Scream of metal when kettle caught a fire
That ran up wall into this room. Here, once,
After Father said, If you are, you are not my son,
He wrote a note and cocooned three days
That broke into voice: not angel, but Sister
Asking Will you sleep forever? Now, that mattress
A tumble of ash. Black rubber puddles of shoes,
Photographs. Journals blown from room,
Strewn across the field, caught in branches.
Yesterday, beside Ma Pearl's grapevines
Where he spent years imagining Violet,
A boy, a lover his parents would realize
Was inevitable as the holler's flood each spring—
He found our dreams
annihilate the world into Being.
No More the Counting of Marbles Instead of Crows
A black goat wheeling through fresh-planted sky,
But Father saw me as a tangle of wind,
A locust drone winging over blue hills.
He must be watched, Mother said, so I left
School for home, teacher for crow.
My sister the magnolia tree watched me
Sew leaves to skin, fill my mouth with loam,
Forget how to sing except when behind
My mask of branches. You are no longer
A child, she whispered as I dragged a bag
Of rocks toward the river, but I could not
Hear her above body changing water to stone,
This bleating inside each hollow bone.
Open field, never make a sound. What if
Our mothers could see us now. Our broad hands
Find delicate straps, blush of silver, gold.
Let me always fit in your palm. Let us
Always love right here, right here. This red land
Our blood, our death without resurrection.
But these nights—the stench of coal and oil lost
In your cinnamon body. My hands reach,
Fill with lace. The furthest place from daylight.
Click of buckshot, red flash, the chase. Always
Our fathers.

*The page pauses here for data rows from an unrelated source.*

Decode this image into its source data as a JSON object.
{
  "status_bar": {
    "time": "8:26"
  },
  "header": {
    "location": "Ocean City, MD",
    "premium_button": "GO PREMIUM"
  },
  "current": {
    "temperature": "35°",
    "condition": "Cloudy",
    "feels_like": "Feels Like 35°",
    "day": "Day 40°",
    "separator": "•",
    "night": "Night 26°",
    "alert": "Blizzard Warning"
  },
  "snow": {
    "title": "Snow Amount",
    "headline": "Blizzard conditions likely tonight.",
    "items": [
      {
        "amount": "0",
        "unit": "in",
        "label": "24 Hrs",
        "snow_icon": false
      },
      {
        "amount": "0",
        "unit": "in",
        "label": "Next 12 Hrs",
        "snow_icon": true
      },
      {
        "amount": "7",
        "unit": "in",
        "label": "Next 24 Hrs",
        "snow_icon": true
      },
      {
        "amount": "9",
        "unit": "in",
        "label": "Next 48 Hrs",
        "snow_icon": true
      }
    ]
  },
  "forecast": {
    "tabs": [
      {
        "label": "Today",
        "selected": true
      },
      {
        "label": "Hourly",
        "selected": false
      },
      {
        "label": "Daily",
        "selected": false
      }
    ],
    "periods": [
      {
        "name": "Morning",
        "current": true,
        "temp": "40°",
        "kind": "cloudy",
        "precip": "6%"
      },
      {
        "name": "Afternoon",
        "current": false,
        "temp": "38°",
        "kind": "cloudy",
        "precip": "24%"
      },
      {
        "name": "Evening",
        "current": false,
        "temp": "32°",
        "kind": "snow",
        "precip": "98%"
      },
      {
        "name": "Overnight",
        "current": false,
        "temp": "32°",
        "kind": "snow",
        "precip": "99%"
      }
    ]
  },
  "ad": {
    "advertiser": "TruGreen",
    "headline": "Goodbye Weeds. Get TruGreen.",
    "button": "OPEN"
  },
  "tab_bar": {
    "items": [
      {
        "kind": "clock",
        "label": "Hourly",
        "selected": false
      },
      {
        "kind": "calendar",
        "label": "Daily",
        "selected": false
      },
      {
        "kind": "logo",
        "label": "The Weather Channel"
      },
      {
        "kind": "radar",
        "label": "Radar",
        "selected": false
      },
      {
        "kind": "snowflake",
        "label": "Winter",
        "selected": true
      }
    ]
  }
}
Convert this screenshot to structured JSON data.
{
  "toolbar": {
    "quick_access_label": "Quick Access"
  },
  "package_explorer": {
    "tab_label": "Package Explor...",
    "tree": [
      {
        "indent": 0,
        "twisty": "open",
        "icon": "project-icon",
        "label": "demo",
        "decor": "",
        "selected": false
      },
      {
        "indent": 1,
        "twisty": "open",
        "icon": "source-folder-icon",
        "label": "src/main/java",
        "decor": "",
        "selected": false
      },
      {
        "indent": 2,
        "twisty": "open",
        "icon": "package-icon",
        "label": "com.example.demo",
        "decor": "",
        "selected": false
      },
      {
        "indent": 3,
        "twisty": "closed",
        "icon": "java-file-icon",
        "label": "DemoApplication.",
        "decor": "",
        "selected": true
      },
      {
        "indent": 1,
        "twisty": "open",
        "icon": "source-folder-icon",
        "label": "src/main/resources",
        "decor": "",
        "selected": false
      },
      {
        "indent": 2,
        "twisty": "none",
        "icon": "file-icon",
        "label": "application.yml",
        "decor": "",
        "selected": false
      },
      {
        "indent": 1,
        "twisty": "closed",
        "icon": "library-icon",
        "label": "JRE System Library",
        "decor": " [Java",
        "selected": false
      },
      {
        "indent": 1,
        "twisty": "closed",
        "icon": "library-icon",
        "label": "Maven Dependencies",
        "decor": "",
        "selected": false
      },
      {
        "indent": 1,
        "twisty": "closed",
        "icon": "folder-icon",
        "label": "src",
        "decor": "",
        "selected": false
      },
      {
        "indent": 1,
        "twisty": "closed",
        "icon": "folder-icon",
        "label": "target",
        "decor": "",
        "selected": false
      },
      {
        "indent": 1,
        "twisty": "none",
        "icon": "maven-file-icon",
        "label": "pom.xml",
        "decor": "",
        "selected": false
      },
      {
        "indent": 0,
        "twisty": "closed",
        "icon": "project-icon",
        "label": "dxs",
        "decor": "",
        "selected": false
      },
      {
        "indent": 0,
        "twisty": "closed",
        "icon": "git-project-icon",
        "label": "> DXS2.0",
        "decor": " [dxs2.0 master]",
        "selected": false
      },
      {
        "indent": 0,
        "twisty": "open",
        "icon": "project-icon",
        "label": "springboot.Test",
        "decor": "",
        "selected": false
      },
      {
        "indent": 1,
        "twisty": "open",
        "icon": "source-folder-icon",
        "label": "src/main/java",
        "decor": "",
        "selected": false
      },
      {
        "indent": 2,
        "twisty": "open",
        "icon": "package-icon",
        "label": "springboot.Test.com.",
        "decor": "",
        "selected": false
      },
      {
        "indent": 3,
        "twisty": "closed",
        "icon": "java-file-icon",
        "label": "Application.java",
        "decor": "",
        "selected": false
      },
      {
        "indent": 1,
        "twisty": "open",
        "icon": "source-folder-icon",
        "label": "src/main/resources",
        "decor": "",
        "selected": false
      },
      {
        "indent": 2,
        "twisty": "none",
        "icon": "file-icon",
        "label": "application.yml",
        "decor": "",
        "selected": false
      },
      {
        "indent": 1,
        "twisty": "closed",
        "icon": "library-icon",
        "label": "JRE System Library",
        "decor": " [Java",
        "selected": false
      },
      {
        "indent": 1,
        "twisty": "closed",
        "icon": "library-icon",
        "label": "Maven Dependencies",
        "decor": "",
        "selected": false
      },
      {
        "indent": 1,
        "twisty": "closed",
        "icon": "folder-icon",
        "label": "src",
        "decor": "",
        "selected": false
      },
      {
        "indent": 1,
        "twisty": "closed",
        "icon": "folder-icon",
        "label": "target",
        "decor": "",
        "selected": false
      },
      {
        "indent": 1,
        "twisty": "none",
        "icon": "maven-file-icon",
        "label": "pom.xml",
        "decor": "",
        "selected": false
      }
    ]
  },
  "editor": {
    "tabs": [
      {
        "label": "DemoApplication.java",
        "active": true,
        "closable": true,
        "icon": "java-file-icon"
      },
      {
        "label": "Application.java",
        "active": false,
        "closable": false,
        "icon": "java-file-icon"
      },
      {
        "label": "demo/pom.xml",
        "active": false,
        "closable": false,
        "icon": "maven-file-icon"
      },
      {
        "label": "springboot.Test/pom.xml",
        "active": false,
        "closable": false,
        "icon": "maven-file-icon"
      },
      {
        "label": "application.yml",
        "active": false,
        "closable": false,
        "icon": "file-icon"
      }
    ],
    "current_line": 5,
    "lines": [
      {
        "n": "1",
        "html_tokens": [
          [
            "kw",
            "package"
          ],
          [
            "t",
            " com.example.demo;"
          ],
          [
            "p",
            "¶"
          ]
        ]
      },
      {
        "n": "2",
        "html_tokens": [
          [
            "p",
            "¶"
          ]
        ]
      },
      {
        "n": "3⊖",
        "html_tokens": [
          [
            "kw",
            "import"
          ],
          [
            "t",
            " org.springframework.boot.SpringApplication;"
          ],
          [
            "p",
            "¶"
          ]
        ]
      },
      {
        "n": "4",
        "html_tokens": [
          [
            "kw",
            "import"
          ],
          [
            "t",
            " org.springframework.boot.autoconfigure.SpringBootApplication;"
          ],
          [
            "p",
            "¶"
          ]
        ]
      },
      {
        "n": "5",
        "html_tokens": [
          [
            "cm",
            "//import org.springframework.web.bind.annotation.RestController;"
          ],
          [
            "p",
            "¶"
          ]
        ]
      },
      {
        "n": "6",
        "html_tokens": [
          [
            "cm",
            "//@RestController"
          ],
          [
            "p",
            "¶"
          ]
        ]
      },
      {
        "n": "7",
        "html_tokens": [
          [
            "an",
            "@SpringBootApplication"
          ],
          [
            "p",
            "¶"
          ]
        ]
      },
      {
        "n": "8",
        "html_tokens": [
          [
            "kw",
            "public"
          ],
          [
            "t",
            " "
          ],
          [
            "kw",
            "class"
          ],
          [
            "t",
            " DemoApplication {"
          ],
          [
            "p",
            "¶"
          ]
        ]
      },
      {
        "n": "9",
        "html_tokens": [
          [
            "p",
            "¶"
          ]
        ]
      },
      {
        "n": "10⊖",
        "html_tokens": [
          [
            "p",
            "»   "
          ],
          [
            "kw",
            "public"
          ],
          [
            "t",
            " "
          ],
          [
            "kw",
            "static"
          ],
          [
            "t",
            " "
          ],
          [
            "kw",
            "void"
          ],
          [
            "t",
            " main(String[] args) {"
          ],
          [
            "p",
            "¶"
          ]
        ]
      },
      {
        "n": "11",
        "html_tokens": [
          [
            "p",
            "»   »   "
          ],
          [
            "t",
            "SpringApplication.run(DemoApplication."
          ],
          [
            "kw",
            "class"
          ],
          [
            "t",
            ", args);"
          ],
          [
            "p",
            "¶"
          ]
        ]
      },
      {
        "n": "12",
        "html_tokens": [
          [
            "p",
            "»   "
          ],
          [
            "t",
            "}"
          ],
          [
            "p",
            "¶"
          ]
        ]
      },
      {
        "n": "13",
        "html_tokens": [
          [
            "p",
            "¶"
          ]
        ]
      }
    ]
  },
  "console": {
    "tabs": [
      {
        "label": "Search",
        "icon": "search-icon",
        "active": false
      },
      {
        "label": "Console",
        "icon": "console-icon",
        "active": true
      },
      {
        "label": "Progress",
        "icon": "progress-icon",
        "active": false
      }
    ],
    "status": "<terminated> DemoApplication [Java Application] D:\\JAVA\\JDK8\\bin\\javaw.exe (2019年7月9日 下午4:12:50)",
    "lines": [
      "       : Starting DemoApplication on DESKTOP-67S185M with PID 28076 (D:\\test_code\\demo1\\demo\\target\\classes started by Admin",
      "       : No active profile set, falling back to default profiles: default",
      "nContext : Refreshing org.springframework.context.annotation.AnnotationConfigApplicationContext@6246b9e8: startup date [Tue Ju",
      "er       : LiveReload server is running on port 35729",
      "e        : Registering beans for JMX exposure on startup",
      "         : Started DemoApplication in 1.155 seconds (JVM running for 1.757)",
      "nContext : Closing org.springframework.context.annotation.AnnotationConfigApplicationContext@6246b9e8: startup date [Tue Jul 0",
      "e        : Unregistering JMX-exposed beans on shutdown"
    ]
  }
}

Always the watching. Push your
Head lower, where petal lets down lip. What
Can we do but seek nectar where it blooms.
~return to poetry home